The best example came from the ALS Association’s Ice Bucket Challenge. In the summer of 2014, people living with Amyotrophic Lateral Sclerosis (Lou Gehrig disease) raised awareness of the condition by having people all over the world dump buckets of ice water over their heads and post the video, with “each person challenging the next” as the dominant theme. The results were overwhelming: 17 million videos from 159 countries — including ones created by high-profile participants such as Will Smith, Bill Gates, Oprah Winfrey and Mark Zuckerberg — generated 70 billion video views and raised $220 million. The campaign cost nothing to promote and 440 million people saw it.
Adweek reports that Toronto-based brand strategy consulting firm Millward Brown polled more than 13,500 multiscreen viewers — people who own both a TV and either a smartphone or tablet — in 42 countries to determine their engagement with video advertising. The primary discovery: an average consumer (16 to 45) takes in 204 minutes of video a day, split equally between TV and online.
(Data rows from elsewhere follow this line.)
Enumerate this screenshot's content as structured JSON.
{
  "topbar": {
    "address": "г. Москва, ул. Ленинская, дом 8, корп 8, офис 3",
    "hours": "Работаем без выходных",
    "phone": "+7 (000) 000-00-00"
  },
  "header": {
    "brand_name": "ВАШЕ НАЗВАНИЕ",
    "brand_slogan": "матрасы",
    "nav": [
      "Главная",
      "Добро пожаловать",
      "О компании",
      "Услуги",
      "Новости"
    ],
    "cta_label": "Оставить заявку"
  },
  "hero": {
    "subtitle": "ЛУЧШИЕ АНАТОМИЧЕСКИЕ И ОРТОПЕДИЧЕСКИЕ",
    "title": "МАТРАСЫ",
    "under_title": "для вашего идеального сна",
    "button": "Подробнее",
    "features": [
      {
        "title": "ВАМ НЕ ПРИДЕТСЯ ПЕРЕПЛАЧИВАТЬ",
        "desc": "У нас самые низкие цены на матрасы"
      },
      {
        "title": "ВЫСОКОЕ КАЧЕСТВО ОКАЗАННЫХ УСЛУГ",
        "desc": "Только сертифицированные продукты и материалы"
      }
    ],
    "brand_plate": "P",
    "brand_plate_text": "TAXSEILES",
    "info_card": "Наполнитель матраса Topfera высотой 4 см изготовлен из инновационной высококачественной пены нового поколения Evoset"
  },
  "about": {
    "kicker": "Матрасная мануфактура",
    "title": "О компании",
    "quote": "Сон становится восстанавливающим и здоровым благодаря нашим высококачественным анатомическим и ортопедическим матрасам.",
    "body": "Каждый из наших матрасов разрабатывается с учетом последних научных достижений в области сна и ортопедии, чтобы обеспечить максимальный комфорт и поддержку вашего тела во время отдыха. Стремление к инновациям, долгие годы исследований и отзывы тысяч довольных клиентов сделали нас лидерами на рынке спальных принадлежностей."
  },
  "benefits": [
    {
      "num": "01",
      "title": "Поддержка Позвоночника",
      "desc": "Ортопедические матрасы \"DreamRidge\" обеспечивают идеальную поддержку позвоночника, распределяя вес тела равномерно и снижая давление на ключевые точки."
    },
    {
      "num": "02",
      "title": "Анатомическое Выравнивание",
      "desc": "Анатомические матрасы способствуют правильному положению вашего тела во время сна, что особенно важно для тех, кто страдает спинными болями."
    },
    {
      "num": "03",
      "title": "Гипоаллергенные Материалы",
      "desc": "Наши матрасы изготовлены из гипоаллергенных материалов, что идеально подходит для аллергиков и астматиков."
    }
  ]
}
So what does that mean for restaurant operators and how can they cash in on the new social generation? Brands have to talk to, and with, their customers, maintain and build dialogue whenever possible. Learning to go beyond traditional norms associated with corporate communications will pave the path toward social-media success. Then, have some fun with it; create and listen for updates on how your brand is doing. Here are some examples of foodservice players who have embraced social media in innovative — and profitable — ways.
Sometimes the most effective campaign is the simplest. A U.K.-based pizza chain recently challenged its audience to #letsdolunch and rewarded them for using the hashtag between 9 a.m. and 11 a.m. on a particular day by dropping the price of a large pepperoni pizza with each tweet. The response to the Twitter campaign was swift and effective and a $15.95 pizza sold for $7.74.
The Denver, Colo.–based Qdoba Mexican Eats chain ran the Quesobliss Showdown, a contest that asked customers to vote for a particular flavour of the product. The difference? Twitter blasts announcing current “results” in real-time kept the contest top-of-mind for days, encouraging them to vote often for their favourite while proving that the brand was actually listening to its customers.
The Funny Bone
Sam Adams beer ran a sly April Fool’s video commercial in which the company’s founder Jim Cook, introduces a new version of the beer featuring the new ingredient, heli-YUM. In it, Cook pours a glass, takes a sip and his voice begins to take on the funny helium gas quality we associate with balloon accidents. Only the most gullible beer drinkers fell victim to the April Fool’s joke and at the time of writing this piece, the commercial had amassed more than 1.3 million views on YouTube. Yes, social media can be funny, especially when you sound like Donald Duck.
Beginning in 2006, Frito-Lay invited millions of football fans to Crash the Super Bowl by creating their own Doritos ads. The winning fan-created ad would run during the big game. In later years, Doritos has offered bonus prizes ranging from $400,000 to $1 million. As a result, 36,000 entries have been received in the last decade. That’s a lot of engagement and penetration into communities.
Volume 49, Number 3
Written By Sebastian Fuschini is VP of Franchising for Pizza Pizza Ltd.